*What is being asked*
The records below are to be reproduced exactly, and no picture should appear in the copy.

*Supplied information*
------------

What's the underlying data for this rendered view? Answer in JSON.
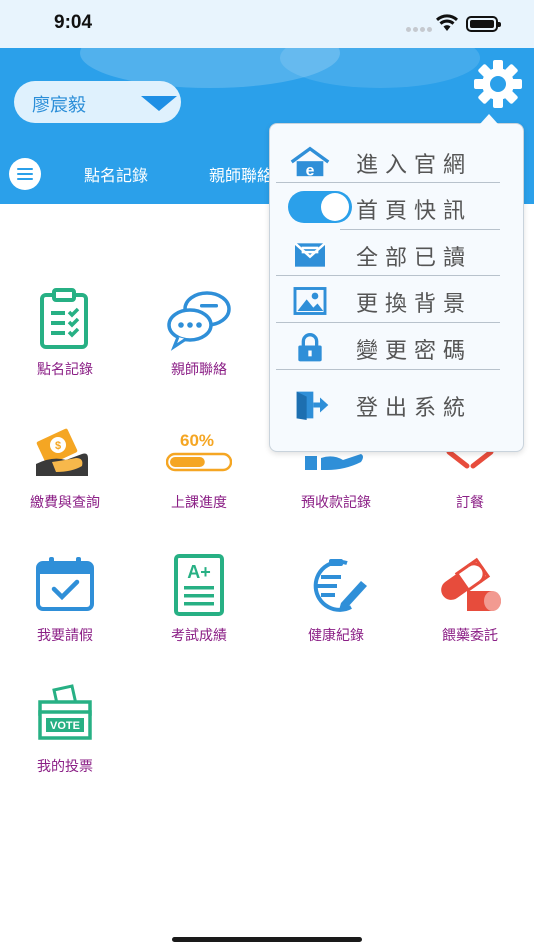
{
  "status_bar": {
    "time": "9:04"
  },
  "header": {
    "student_name": "廖宸毅"
  },
  "tabs": [
    {
      "label": "點名記錄"
    },
    {
      "label": "親師聯絡"
    }
  ],
  "grid": [
    {
      "label": "點名記錄",
      "icon": "clipboard-check-icon"
    },
    {
      "label": "親師聯絡",
      "icon": "chat-bubbles-icon"
    },
    {
      "label": "繳費與查詢",
      "icon": "money-hand-icon"
    },
    {
      "label": "上課進度",
      "icon": "progress-bar-icon",
      "icon_text": "60%",
      "progress": 0.6
    },
    {
      "label": "預收款記錄",
      "icon": "hand-coins-icon"
    },
    {
      "label": "訂餐",
      "icon": "utensils-icon"
    },
    {
      "label": "我要請假",
      "icon": "calendar-check-icon"
    },
    {
      "label": "考試成績",
      "icon": "grade-sheet-icon",
      "icon_text": "A+"
    },
    {
      "label": "健康紀錄",
      "icon": "health-list-icon"
    },
    {
      "label": "餵藥委託",
      "icon": "pill-icon"
    },
    {
      "label": "我的投票",
      "icon": "ballot-box-icon",
      "icon_text": "VOTE"
    }
  ],
  "settings_menu": {
    "items": [
      {
        "label": "進入官網",
        "icon": "home-web-icon"
      },
      {
        "label": "首頁快訊",
        "icon": "toggle-switch",
        "toggle_on": true
      },
      {
        "label": "全部已讀",
        "icon": "mail-icon"
      },
      {
        "label": "更換背景",
        "icon": "image-icon"
      },
      {
        "label": "變更密碼",
        "icon": "lock-icon"
      },
      {
        "label": "登出系統",
        "icon": "exit-door-icon"
      }
    ]
  },
  "colors": {
    "accent": "#2ba0ea",
    "label": "#8b1f86",
    "green": "#27b084",
    "orange": "#f5a623",
    "blue_icon": "#2f8fd8",
    "red_icon": "#e74c3c"
  }
}
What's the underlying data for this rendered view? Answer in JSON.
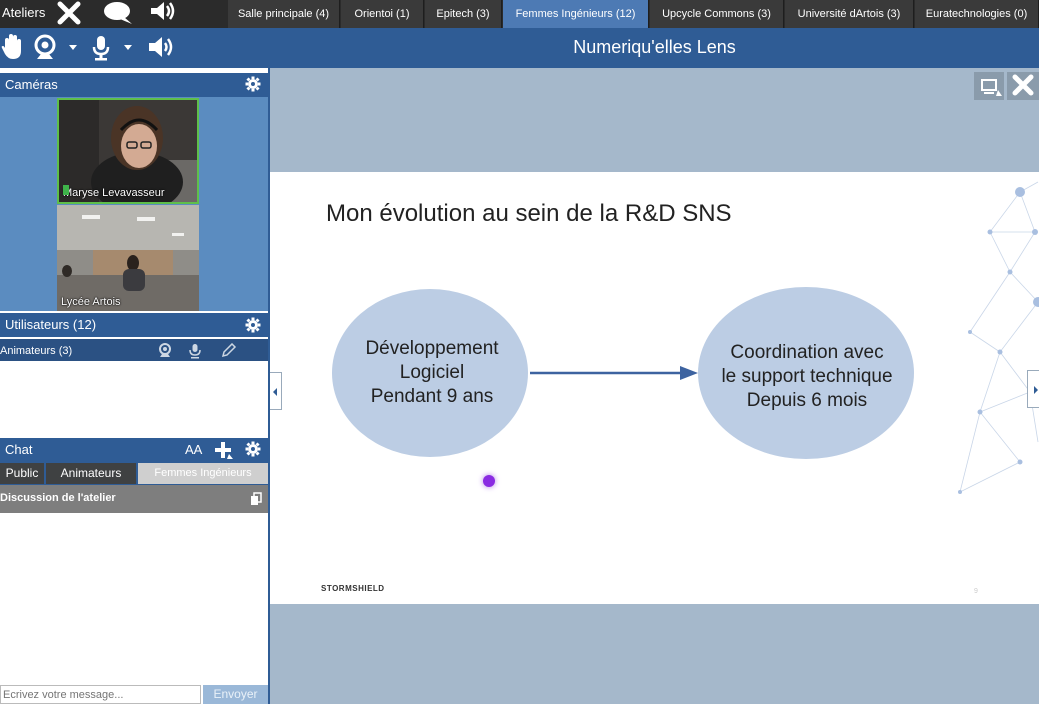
{
  "app": {
    "section_title": "Ateliers"
  },
  "rooms": [
    {
      "label": "Salle principale (4)",
      "active": false
    },
    {
      "label": "Orientoi (1)",
      "active": false
    },
    {
      "label": "Epitech (3)",
      "active": false
    },
    {
      "label": "Femmes Ingénieurs (12)",
      "active": true
    },
    {
      "label": "Upcycle Commons (3)",
      "active": false
    },
    {
      "label": "Université dArtois (3)",
      "active": false
    },
    {
      "label": "Euratechnologies (0)",
      "active": false
    }
  ],
  "session": {
    "title": "Numeriqu'elles Lens"
  },
  "cameras": {
    "header": "Caméras",
    "feeds": [
      {
        "label": "Maryse Levavasseur"
      },
      {
        "label": "Lycée Artois"
      }
    ]
  },
  "users": {
    "header": "Utilisateurs (12)",
    "group": "Animateurs (3)"
  },
  "chat": {
    "header": "Chat",
    "font_button": "AA",
    "tabs": [
      {
        "label": "Public"
      },
      {
        "label": "Animateurs"
      },
      {
        "label": "Femmes Ingénieurs",
        "active": true
      }
    ],
    "thread_title": "Discussion de l'atelier",
    "input_placeholder": "Ecrivez votre message...",
    "send_label": "Envoyer"
  },
  "slide": {
    "title": "Mon évolution au sein de la R&D SNS",
    "left_bubble": [
      "Développement",
      "Logiciel",
      "Pendant 9 ans"
    ],
    "right_bubble": [
      "Coordination avec",
      "le support technique",
      "Depuis 6 mois"
    ],
    "footer_brand": "STORMSHIELD",
    "page_number": "9"
  },
  "colors": {
    "topbar": "#2b2b2b",
    "toolbar": "#2f5c95",
    "active_tab": "#4d7ab4",
    "bubble": "#bccde4",
    "arrow": "#3d63a0",
    "main_bg": "#a5b8cb"
  },
  "icons": [
    "x-icon",
    "speech-bubble-icon",
    "broadcast-icon",
    "hand-raise-icon",
    "webcam-icon",
    "microphone-icon",
    "speaker-icon",
    "gear-icon",
    "text-size-icon",
    "plus-icon",
    "pencil-icon",
    "copy-icon",
    "presentation-icon",
    "close-icon",
    "pointer-dot-icon"
  ]
}
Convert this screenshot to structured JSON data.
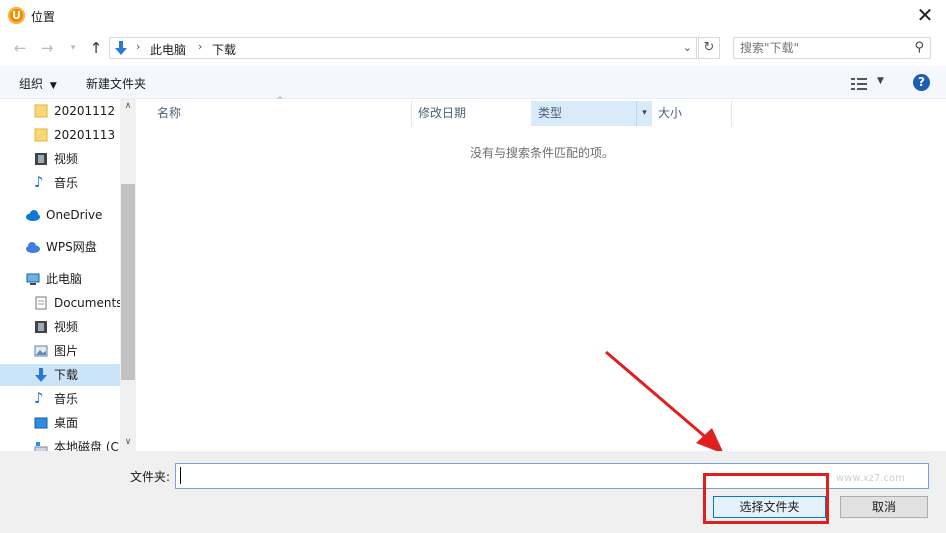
{
  "window": {
    "title": "位置",
    "logo_letter": "U"
  },
  "address": {
    "crumbs": [
      "此电脑",
      "下载"
    ]
  },
  "search": {
    "placeholder": "搜索\"下载\""
  },
  "toolbar": {
    "organize_label": "组织",
    "new_folder_label": "新建文件夹"
  },
  "sidebar": {
    "items": [
      {
        "label": "20201112",
        "icon": "folder-icon"
      },
      {
        "label": "20201113",
        "icon": "folder-icon"
      },
      {
        "label": "视频",
        "icon": "video-icon"
      },
      {
        "label": "音乐",
        "icon": "music-icon"
      },
      {
        "label": "OneDrive",
        "icon": "cloud-icon"
      },
      {
        "label": "WPS网盘",
        "icon": "wps-cloud-icon"
      },
      {
        "label": "此电脑",
        "icon": "computer-icon"
      },
      {
        "label": "Documents",
        "icon": "document-icon"
      },
      {
        "label": "视频",
        "icon": "video-icon"
      },
      {
        "label": "图片",
        "icon": "picture-icon"
      },
      {
        "label": "下载",
        "icon": "download-icon"
      },
      {
        "label": "音乐",
        "icon": "music-icon"
      },
      {
        "label": "桌面",
        "icon": "desktop-icon"
      },
      {
        "label": "本地磁盘 (C",
        "icon": "drive-icon"
      }
    ]
  },
  "columns": [
    "名称",
    "修改日期",
    "类型",
    "大小"
  ],
  "empty_message": "没有与搜索条件匹配的项。",
  "bottom": {
    "folder_label": "文件夹:",
    "folder_value": "",
    "select_label": "选择文件夹",
    "cancel_label": "取消"
  },
  "watermark": "www.xz7.com",
  "colors": {
    "accent": "#0078d7",
    "highlight": "#e01f1f",
    "selected": "#cce4f7"
  }
}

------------

*Response area*
What's the underlying data for this rendered view? Answer in JSON.
{
  "status_bar": {
    "time": "9:04"
  },
  "header": {
    "student_name": "廖宸毅"
  },
  "tabs": [
    {
      "label": "點名記錄"
    },
    {
      "label": "親師聯絡"
    }
  ],
  "grid": [
    {
      "label": "點名記錄",
      "icon": "clipboard-check-icon"
    },
    {
      "label": "親師聯絡",
      "icon": "chat-bubbles-icon"
    },
    {
      "label": "繳費與查詢",
      "icon": "money-hand-icon"
    },
    {
      "label": "上課進度",
      "icon": "progress-bar-icon",
      "icon_text": "60%",
      "progress": 0.6
    },
    {
      "label": "預收款記錄",
      "icon": "hand-coins-icon"
    },
    {
      "label": "訂餐",
      "icon": "utensils-icon"
    },
    {
      "label": "我要請假",
      "icon": "calendar-check-icon"
    },
    {
      "label": "考試成績",
      "icon": "grade-sheet-icon",
      "icon_text": "A+"
    },
    {
      "label": "健康紀錄",
      "icon": "health-list-icon"
    },
    {
      "label": "餵藥委託",
      "icon": "pill-icon"
    },
    {
      "label": "我的投票",
      "icon": "ballot-box-icon",
      "icon_text": "VOTE"
    }
  ],
  "settings_menu": {
    "items": [
      {
        "label": "進入官網",
        "icon": "home-web-icon"
      },
      {
        "label": "首頁快訊",
        "icon": "toggle-switch",
        "toggle_on": true
      },
      {
        "label": "全部已讀",
        "icon": "mail-icon"
      },
      {
        "label": "更換背景",
        "icon": "image-icon"
      },
      {
        "label": "變更密碼",
        "icon": "lock-icon"
      },
      {
        "label": "登出系統",
        "icon": "exit-door-icon"
      }
    ]
  },
  "colors": {
    "accent": "#2ba0ea",
    "label": "#8b1f86",
    "green": "#27b084",
    "orange": "#f5a623",
    "blue_icon": "#2f8fd8",
    "red_icon": "#e74c3c"
  }
}
What's the underlying data for this rendered view? Answer in JSON.
{
  "app": {
    "section_title": "Ateliers"
  },
  "rooms": [
    {
      "label": "Salle principale (4)",
      "active": false
    },
    {
      "label": "Orientoi (1)",
      "active": false
    },
    {
      "label": "Epitech (3)",
      "active": false
    },
    {
      "label": "Femmes Ingénieurs (12)",
      "active": true
    },
    {
      "label": "Upcycle Commons (3)",
      "active": false
    },
    {
      "label": "Université dArtois (3)",
      "active": false
    },
    {
      "label": "Euratechnologies (0)",
      "active": false
    }
  ],
  "session": {
    "title": "Numeriqu'elles Lens"
  },
  "cameras": {
    "header": "Caméras",
    "feeds": [
      {
        "label": "Maryse Levavasseur"
      },
      {
        "label": "Lycée Artois"
      }
    ]
  },
  "users": {
    "header": "Utilisateurs (12)",
    "group": "Animateurs (3)"
  },
  "chat": {
    "header": "Chat",
    "font_button": "AA",
    "tabs": [
      {
        "label": "Public"
      },
      {
        "label": "Animateurs"
      },
      {
        "label": "Femmes Ingénieurs",
        "active": true
      }
    ],
    "thread_title": "Discussion de l'atelier",
    "input_placeholder": "Ecrivez votre message...",
    "send_label": "Envoyer"
  },
  "slide": {
    "title": "Mon évolution au sein de la R&D SNS",
    "left_bubble": [
      "Développement",
      "Logiciel",
      "Pendant 9 ans"
    ],
    "right_bubble": [
      "Coordination avec",
      "le support technique",
      "Depuis 6 mois"
    ],
    "footer_brand": "STORMSHIELD",
    "page_number": "9"
  },
  "colors": {
    "topbar": "#2b2b2b",
    "toolbar": "#2f5c95",
    "active_tab": "#4d7ab4",
    "bubble": "#bccde4",
    "arrow": "#3d63a0",
    "main_bg": "#a5b8cb"
  },
  "icons": [
    "x-icon",
    "speech-bubble-icon",
    "broadcast-icon",
    "hand-raise-icon",
    "webcam-icon",
    "microphone-icon",
    "speaker-icon",
    "gear-icon",
    "text-size-icon",
    "plus-icon",
    "pencil-icon",
    "copy-icon",
    "presentation-icon",
    "close-icon",
    "pointer-dot-icon"
  ]
}
Convert this screenshot to structured JSON data.
{
  "window": {
    "title": "位置",
    "logo_letter": "U"
  },
  "address": {
    "crumbs": [
      "此电脑",
      "下载"
    ]
  },
  "search": {
    "placeholder": "搜索\"下载\""
  },
  "toolbar": {
    "organize_label": "组织",
    "new_folder_label": "新建文件夹"
  },
  "sidebar": {
    "items": [
      {
        "label": "20201112",
        "icon": "folder-icon"
      },
      {
        "label": "20201113",
        "icon": "folder-icon"
      },
      {
        "label": "视频",
        "icon": "video-icon"
      },
      {
        "label": "音乐",
        "icon": "music-icon"
      },
      {
        "label": "OneDrive",
        "icon": "cloud-icon"
      },
      {
        "label": "WPS网盘",
        "icon": "wps-cloud-icon"
      },
      {
        "label": "此电脑",
        "icon": "computer-icon"
      },
      {
        "label": "Documents",
        "icon": "document-icon"
      },
      {
        "label": "视频",
        "icon": "video-icon"
      },
      {
        "label": "图片",
        "icon": "picture-icon"
      },
      {
        "label": "下载",
        "icon": "download-icon"
      },
      {
        "label": "音乐",
        "icon": "music-icon"
      },
      {
        "label": "桌面",
        "icon": "desktop-icon"
      },
      {
        "label": "本地磁盘 (C",
        "icon": "drive-icon"
      }
    ]
  },
  "columns": [
    "名称",
    "修改日期",
    "类型",
    "大小"
  ],
  "empty_message": "没有与搜索条件匹配的项。",
  "bottom": {
    "folder_label": "文件夹:",
    "folder_value": "",
    "select_label": "选择文件夹",
    "cancel_label": "取消"
  },
  "watermark": "www.xz7.com",
  "colors": {
    "accent": "#0078d7",
    "highlight": "#e01f1f",
    "selected": "#cce4f7"
  }
}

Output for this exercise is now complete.